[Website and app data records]

⁂

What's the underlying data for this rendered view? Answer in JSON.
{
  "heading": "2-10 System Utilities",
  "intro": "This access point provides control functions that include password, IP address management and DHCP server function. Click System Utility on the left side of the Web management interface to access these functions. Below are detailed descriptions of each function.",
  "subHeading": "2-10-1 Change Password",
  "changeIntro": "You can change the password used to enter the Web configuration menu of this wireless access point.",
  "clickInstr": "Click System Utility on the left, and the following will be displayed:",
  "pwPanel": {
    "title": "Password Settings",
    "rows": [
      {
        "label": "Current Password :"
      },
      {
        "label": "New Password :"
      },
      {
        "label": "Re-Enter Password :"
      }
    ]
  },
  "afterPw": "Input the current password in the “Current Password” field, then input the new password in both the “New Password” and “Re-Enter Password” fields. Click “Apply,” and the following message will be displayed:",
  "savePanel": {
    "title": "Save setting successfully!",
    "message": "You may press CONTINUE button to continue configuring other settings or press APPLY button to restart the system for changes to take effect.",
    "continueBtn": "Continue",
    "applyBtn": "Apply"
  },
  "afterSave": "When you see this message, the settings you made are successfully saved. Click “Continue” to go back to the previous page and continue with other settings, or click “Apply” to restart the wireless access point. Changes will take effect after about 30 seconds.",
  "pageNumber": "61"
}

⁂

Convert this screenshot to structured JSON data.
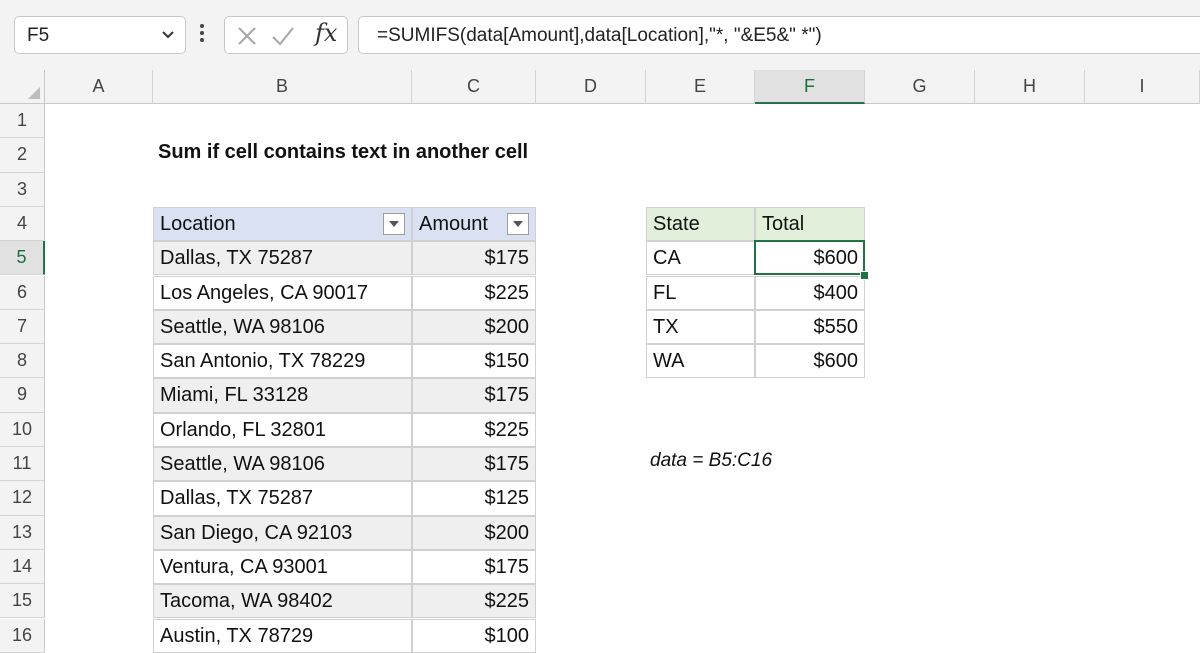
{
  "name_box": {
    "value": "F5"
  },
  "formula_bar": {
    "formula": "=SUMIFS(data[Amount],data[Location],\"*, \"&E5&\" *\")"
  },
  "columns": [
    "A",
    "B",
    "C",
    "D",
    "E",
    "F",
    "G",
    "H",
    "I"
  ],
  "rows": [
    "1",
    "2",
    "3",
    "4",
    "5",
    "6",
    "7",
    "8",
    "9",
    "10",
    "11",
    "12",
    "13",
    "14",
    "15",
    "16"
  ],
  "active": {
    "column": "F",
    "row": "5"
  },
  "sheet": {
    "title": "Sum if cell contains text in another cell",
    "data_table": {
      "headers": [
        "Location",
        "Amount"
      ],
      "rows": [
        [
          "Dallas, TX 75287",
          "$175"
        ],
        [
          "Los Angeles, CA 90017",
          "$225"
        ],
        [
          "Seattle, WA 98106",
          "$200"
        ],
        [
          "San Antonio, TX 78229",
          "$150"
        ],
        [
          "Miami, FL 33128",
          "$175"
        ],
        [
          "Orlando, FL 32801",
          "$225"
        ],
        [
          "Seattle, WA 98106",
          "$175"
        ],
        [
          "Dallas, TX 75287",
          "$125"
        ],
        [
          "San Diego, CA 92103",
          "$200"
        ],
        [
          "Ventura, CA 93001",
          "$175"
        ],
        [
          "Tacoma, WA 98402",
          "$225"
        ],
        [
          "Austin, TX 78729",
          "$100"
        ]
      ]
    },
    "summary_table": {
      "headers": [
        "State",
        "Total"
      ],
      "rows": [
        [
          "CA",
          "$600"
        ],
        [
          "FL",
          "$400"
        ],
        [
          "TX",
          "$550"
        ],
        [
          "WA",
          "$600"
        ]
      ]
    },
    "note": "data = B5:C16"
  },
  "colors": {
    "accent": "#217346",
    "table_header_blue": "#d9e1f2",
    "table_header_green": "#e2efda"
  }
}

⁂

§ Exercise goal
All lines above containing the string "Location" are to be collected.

§ Task response
    "formula": "=SUMIFS(data[Amount],data[Location],\"*, \"&E5&\" *\")"
        "Location",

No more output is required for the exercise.